Giggs, 40, made his United debut in March 1991 and has made a record 962 appearances for the club, winning 13 Premier League titles, two Champions Leagues, four FA Cups, four League Cups and one FIFA Club World Cup.
He has no previous managerial experience but has combined his role as a player with a position on United’s coaching staff since the start of the current campaign.
After a day of speculation in the British media, the Premier League giants on Tuesday confirmed the Scot's departure in a brief statement on their Twitter account.
"Manchester United announces that David Moyes has left the club," United said.
"The club would like to place on record its thanks for the hard work, honesty and integrity he brought to the role."
Rumours of Moyes's imminent departure began to swirl on Monday, with the club refusing to comment when asked if he was facing the sack.
British newspaper reports on Tuesday said Moyes had been informed of his fate during an early-morning meeting with chief executive Ed Woodward at the club's Carrington training ground.

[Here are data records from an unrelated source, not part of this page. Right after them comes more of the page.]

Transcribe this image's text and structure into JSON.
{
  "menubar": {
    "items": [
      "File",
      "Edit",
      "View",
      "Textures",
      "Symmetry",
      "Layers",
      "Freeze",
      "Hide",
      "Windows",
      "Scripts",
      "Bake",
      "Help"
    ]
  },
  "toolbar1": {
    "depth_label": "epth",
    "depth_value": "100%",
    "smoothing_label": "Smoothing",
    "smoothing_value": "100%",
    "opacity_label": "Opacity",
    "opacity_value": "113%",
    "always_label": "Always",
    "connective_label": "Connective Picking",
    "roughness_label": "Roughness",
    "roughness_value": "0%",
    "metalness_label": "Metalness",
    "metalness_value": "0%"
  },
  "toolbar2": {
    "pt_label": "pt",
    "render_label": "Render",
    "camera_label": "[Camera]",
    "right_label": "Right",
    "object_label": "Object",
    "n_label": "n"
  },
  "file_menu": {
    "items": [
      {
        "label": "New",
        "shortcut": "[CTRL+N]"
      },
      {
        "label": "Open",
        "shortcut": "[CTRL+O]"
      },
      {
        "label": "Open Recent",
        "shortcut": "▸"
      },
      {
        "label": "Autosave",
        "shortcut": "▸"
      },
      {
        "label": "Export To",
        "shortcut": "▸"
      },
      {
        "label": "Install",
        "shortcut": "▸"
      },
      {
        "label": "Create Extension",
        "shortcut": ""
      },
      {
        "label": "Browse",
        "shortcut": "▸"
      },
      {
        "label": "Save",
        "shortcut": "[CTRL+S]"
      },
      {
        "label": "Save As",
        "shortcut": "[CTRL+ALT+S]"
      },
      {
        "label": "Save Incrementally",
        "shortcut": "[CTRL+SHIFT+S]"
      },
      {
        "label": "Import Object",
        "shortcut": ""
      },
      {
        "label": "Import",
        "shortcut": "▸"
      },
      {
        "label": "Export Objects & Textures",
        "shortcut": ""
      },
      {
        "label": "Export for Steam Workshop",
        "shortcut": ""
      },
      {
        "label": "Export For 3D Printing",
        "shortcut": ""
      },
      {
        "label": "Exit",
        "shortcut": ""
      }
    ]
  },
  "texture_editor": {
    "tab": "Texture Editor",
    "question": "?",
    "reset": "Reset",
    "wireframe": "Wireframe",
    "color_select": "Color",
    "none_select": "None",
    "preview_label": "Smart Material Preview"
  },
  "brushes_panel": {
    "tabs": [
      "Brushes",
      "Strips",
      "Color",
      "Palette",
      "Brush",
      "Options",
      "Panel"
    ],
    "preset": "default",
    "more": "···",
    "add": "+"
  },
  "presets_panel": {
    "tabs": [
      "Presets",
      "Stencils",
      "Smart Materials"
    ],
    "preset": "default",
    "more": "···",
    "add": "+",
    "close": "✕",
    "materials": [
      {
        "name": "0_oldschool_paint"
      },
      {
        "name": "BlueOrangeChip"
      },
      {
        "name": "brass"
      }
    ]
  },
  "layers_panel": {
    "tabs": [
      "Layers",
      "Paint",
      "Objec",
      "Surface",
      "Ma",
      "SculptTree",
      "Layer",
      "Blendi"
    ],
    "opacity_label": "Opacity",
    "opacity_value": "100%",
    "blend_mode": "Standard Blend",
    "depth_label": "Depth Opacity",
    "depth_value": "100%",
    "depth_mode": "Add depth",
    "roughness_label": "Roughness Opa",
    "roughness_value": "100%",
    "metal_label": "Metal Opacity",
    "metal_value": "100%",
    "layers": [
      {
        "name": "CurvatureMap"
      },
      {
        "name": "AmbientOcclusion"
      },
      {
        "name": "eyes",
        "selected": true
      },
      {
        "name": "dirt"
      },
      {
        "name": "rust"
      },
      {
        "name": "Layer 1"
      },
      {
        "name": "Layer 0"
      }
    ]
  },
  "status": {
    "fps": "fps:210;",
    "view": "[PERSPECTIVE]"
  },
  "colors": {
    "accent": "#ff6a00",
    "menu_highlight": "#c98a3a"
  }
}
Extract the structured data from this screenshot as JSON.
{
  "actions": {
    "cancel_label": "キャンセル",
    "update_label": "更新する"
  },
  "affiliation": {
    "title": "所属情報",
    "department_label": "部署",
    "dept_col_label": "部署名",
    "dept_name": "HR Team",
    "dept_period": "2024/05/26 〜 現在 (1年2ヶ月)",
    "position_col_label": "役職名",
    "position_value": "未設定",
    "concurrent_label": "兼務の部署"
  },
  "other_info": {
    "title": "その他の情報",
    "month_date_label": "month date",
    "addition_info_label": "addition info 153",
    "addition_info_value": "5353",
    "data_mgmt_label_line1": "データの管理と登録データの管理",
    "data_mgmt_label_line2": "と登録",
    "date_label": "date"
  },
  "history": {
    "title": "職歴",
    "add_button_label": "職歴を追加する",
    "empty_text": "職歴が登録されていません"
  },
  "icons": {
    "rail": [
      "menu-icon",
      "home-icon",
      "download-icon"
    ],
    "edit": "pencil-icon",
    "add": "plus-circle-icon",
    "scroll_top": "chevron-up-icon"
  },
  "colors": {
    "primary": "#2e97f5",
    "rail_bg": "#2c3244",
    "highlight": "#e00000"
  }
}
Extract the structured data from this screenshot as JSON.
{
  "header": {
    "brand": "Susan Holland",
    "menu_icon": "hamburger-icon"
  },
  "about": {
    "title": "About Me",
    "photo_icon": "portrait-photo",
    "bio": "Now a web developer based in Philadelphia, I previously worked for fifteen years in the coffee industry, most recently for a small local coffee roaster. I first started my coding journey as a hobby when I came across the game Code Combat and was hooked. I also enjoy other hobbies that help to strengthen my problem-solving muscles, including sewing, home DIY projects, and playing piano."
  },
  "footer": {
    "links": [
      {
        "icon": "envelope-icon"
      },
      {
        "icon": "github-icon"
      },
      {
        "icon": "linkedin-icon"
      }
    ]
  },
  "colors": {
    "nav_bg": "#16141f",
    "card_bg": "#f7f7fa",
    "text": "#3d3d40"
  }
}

United host Norwich City on Saturday in the first of their four remaining league games this season.
Louis van Gaal, the current Netherlands coach, has been installed as the favourite to succeed Moyes on a permanent basis by British bookmakers, with Jurgen Klopp of Borussia Dortmund another rumoured contender.
Ferguson, British football's most successful manager, personally hand-picked Moyes to succeed him after announcing his retirement last May following 26 and a half trophy-studded years at Old Trafford.
Moyes inherited a team that had romped to the Premier League title - United's 20th English league crown - by 11 points, but he endured a torrid debut campaign.
United have slumped to seventh place in the league table and been eliminated from both domestic cup competitions and the Champions League.
Moyes's last game in charge was a 2-0 loss at his former club Everton, which confirmed that United will not compete in the Champions League next season for the first time since 1995.
The defeat, United's 11th of the league campaign, left the defending champions 13 points below the Champions League places and 23 points behind leaders Liverpool.
They face a struggle even to qualify for the second-tier Europa League, lying six points below sixth-place Tottenham Hotspur with four matches to play.
Of their league defeats, six have come at home, and there have been demoralising home-and-away losses to arch rivals Liverpool and Manchester City, as well as Everton.
Moyes's transfer dealings proved equally disappointing, with STG27.5 million ($A49.82 million) midfielder Marouane Fellaini, signed from Everton, and STG37.1 million record signing Juan Mata, who arrived from Chelsea in January, struggling to make an impact.
As a result, United's American owners, the Glazer family, reportedly felt uneasy about the prospect of handing him the funds needed to rebuild the squad during the forthcoming close season.